* [TASK TO CARRY OUT]:
Everything from the line containing "Give me the" to the end of the listing is to be set down exactly, both ends included, and nothing before it.

* [DATA FOR THE TASK]:
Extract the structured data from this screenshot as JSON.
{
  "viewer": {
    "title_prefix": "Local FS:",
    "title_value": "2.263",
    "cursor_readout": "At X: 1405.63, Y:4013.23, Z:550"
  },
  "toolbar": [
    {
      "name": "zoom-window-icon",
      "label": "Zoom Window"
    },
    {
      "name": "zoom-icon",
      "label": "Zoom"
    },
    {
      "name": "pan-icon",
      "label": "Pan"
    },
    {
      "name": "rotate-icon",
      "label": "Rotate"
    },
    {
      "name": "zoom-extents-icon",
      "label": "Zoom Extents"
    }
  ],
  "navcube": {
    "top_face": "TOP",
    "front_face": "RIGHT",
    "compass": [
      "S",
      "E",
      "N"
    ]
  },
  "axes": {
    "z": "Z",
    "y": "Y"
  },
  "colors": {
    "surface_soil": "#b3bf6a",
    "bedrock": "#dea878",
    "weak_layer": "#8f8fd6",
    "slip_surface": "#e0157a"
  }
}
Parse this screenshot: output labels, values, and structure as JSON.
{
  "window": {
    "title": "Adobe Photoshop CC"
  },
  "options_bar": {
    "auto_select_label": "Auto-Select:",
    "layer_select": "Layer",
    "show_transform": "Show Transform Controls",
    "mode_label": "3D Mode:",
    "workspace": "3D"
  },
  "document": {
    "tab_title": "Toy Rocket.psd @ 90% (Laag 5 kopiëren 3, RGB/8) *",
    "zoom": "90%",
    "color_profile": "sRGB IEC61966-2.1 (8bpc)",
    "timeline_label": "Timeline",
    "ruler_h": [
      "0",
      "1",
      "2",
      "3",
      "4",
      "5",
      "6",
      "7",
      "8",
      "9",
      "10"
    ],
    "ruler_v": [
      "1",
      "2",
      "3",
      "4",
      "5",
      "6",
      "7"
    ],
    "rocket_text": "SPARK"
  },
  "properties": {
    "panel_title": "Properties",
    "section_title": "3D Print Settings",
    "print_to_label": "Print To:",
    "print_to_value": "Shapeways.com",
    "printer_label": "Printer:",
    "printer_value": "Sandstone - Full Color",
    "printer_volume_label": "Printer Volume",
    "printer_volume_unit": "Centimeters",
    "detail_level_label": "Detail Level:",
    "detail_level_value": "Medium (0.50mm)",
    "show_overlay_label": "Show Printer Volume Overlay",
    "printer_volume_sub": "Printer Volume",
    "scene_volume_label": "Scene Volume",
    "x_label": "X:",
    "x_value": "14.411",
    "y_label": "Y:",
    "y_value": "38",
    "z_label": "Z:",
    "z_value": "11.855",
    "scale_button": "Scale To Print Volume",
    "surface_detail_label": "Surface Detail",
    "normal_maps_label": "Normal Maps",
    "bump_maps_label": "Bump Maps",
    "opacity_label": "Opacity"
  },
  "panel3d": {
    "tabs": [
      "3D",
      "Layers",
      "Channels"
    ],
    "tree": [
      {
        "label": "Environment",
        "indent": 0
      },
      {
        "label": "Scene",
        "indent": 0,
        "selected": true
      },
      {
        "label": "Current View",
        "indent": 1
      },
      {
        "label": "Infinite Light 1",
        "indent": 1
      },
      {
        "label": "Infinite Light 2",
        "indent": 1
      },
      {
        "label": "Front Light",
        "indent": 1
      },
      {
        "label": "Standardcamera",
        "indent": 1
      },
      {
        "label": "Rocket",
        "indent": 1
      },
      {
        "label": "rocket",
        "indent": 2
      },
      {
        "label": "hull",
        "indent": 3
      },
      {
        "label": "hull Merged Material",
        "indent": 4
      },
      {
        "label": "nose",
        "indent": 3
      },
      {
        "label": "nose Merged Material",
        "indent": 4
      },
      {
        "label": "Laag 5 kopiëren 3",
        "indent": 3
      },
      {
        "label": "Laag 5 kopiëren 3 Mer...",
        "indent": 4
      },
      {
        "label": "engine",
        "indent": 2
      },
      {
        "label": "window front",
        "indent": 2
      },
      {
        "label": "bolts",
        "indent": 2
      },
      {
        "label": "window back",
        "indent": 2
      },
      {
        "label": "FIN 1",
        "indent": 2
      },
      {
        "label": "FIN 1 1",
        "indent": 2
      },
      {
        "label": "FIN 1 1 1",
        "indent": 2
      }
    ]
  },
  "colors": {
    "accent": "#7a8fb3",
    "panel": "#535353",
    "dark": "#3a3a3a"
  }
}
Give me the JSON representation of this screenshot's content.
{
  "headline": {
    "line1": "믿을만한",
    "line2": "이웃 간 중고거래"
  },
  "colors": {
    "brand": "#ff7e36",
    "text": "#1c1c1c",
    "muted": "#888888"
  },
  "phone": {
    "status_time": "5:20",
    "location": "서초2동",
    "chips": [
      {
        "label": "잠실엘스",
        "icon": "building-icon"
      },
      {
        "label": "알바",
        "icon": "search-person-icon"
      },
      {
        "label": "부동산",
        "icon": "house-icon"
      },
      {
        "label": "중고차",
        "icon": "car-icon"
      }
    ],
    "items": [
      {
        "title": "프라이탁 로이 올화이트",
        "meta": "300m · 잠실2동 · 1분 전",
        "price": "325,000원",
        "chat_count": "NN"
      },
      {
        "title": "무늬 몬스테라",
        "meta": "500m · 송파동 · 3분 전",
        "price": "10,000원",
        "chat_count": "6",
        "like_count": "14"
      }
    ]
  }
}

* [TASK ANSWER]:
Give me the JSON representation of this screenshot's content.
{
  "headline": {
    "line1": "믿을만한",
    "line2": "이웃 간 중고거래"
  },
  "colors": {
    "brand": "#ff7e36",
    "text": "#1c1c1c",
    "muted": "#888888"
  },
  "phone": {
    "status_time": "5:20",
    "location": "서초2동",
    "chips": [
      {
        "label": "잠실엘스",
        "icon": "building-icon"
      },
      {
        "label": "알바",
        "icon": "search-person-icon"
      },
      {
        "label": "부동산",
        "icon": "house-icon"
      },
      {
        "label": "중고차",
        "icon": "car-icon"
      }
    ],
    "items": [
      {
        "title": "프라이탁 로이 올화이트",
        "meta": "300m · 잠실2동 · 1분 전",
        "price": "325,000원",
        "chat_count": "NN"
      },
      {
        "title": "무늬 몬스테라",
        "meta": "500m · 송파동 · 3분 전",
        "price": "10,000원",
        "chat_count": "6",
        "like_count": "14"
      }
    ]
  }
}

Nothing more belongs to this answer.